The word "Discuss" marks the lines to copy; find all of them in the entries below.

------------------------

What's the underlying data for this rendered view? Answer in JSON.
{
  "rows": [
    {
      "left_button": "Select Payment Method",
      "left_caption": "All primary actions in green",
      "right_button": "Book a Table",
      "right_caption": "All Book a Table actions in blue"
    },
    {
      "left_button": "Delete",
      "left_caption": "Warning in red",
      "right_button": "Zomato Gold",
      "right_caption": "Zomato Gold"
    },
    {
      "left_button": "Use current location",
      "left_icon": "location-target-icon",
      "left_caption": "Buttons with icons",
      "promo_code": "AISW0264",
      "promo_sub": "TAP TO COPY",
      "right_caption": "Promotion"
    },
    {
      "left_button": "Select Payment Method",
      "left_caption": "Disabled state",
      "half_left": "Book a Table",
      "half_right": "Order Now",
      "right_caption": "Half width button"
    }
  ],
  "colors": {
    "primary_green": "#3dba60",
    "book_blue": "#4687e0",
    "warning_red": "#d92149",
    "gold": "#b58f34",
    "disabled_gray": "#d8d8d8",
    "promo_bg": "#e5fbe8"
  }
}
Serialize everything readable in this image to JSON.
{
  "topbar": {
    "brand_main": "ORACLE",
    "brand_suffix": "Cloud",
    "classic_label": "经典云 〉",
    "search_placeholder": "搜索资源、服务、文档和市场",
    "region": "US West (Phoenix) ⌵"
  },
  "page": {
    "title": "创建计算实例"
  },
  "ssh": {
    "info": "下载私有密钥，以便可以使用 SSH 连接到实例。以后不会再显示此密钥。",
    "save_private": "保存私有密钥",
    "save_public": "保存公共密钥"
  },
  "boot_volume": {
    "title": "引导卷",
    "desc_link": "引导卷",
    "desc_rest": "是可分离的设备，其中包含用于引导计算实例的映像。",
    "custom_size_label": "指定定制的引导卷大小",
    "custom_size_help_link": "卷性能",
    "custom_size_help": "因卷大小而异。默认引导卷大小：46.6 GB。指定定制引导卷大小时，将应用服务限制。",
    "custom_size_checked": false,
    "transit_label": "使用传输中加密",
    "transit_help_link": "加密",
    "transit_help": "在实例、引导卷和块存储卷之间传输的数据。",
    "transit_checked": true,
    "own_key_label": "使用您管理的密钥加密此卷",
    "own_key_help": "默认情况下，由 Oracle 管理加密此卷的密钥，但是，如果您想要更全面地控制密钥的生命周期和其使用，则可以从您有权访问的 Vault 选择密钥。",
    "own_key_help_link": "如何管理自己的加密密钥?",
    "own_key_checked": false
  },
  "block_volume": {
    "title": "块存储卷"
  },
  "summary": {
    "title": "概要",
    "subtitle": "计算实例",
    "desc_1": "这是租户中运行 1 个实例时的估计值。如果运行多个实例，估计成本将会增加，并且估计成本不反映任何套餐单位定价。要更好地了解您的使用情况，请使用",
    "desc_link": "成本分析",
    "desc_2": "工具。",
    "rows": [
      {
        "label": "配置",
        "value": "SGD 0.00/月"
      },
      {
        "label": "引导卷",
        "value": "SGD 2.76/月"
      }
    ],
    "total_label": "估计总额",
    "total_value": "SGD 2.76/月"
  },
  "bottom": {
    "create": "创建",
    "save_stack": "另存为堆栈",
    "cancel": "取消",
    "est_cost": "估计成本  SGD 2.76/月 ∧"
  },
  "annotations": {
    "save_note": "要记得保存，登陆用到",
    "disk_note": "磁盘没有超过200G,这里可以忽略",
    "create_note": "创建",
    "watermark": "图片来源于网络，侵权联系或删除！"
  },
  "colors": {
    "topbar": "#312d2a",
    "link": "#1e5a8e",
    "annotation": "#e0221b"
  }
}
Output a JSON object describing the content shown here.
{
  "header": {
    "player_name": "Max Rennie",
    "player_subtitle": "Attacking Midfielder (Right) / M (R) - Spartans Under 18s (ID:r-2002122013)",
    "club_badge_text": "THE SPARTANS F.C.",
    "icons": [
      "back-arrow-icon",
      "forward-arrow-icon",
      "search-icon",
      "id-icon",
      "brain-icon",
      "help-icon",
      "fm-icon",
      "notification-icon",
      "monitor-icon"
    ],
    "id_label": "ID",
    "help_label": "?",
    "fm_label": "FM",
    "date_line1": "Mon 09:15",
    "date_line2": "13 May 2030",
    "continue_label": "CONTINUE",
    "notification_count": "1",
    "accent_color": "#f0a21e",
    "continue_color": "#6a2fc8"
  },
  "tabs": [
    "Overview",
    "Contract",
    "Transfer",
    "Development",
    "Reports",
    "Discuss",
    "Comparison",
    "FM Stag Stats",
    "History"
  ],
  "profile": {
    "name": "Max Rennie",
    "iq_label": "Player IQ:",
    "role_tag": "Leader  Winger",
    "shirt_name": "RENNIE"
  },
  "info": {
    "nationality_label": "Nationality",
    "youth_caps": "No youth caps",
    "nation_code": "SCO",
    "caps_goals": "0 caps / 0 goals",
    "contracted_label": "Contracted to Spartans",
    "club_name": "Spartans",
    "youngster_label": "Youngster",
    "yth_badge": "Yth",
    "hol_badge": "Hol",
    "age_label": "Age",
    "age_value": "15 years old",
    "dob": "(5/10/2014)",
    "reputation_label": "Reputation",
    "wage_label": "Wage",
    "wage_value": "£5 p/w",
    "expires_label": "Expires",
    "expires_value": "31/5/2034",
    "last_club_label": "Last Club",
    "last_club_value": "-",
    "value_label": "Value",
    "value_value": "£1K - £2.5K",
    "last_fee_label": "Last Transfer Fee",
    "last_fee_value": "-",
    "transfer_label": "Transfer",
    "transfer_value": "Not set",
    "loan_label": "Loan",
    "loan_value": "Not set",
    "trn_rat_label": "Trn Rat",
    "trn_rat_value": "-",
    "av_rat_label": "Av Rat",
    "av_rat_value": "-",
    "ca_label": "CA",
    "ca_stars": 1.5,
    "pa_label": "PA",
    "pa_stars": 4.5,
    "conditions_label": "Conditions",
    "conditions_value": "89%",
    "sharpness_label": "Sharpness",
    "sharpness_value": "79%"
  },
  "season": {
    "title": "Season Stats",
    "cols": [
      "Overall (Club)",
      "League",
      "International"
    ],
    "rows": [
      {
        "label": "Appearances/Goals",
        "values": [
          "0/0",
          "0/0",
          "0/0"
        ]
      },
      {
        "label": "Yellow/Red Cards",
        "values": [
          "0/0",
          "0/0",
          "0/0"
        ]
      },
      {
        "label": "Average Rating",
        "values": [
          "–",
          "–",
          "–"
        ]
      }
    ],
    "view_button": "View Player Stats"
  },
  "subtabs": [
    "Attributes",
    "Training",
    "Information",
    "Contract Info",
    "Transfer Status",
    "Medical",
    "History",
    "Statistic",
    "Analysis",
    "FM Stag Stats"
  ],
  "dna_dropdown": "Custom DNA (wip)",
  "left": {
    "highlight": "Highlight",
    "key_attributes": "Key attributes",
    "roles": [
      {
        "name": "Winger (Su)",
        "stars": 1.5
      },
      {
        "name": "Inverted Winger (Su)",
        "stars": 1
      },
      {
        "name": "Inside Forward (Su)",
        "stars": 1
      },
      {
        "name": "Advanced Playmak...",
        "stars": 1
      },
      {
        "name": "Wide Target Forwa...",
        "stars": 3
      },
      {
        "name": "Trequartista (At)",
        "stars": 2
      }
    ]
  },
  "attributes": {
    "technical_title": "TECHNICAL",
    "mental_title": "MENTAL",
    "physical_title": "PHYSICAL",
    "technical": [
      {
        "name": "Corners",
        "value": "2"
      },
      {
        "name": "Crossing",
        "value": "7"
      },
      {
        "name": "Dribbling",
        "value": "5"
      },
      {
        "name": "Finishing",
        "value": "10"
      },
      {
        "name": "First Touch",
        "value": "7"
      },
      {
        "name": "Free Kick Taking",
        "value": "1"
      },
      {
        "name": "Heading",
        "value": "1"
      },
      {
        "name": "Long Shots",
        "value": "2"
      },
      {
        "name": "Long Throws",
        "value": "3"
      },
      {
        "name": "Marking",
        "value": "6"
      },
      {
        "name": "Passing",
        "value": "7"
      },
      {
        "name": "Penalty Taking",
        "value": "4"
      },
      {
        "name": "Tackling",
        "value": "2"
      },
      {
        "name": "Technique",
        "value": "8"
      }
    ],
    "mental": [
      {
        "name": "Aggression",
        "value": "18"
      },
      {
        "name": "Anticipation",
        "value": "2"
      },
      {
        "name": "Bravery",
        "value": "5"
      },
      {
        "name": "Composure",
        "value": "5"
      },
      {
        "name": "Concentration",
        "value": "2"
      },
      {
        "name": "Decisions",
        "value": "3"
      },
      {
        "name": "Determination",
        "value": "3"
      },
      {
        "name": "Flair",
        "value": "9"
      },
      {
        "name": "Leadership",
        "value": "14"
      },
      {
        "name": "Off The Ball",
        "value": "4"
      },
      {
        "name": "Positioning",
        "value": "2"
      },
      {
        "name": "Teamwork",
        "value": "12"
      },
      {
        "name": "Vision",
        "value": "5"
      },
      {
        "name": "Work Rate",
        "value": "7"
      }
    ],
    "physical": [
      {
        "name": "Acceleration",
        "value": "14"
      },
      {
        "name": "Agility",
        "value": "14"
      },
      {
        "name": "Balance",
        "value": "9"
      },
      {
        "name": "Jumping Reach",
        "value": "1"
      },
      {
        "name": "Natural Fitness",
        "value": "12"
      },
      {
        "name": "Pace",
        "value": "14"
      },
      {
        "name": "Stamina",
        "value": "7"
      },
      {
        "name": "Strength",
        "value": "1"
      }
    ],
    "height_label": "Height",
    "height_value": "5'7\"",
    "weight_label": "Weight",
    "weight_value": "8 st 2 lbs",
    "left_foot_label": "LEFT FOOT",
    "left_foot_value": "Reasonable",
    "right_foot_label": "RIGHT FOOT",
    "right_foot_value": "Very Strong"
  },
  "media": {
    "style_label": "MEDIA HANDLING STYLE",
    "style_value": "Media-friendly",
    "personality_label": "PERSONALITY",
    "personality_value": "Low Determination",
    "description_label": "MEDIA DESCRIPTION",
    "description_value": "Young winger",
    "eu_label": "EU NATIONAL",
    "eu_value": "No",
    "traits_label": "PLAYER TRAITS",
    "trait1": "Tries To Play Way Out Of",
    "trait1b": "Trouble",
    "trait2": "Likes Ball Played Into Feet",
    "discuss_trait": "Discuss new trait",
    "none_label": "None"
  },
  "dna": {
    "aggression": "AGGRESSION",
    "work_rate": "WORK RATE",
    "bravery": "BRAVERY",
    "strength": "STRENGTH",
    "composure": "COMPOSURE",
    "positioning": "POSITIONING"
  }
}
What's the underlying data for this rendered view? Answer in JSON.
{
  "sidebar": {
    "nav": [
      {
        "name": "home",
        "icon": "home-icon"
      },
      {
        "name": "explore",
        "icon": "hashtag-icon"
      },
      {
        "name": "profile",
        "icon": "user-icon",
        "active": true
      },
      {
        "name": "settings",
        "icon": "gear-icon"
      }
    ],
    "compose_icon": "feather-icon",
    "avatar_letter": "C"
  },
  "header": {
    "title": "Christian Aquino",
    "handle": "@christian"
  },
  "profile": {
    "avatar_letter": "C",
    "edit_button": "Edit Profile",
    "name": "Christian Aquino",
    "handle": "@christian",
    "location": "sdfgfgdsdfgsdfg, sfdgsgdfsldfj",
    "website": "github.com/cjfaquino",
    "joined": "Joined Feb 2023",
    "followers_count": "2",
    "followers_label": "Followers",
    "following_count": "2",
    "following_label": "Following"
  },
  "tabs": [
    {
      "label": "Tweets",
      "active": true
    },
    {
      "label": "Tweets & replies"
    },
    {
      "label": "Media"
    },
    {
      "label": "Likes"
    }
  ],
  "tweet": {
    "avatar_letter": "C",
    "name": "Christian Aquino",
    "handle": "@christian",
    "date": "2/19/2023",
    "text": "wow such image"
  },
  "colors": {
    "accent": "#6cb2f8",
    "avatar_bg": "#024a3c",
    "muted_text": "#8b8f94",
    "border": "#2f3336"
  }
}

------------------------

§ **Exercise solution**
    "Discuss",
    "discuss_trait": "Discuss new trait",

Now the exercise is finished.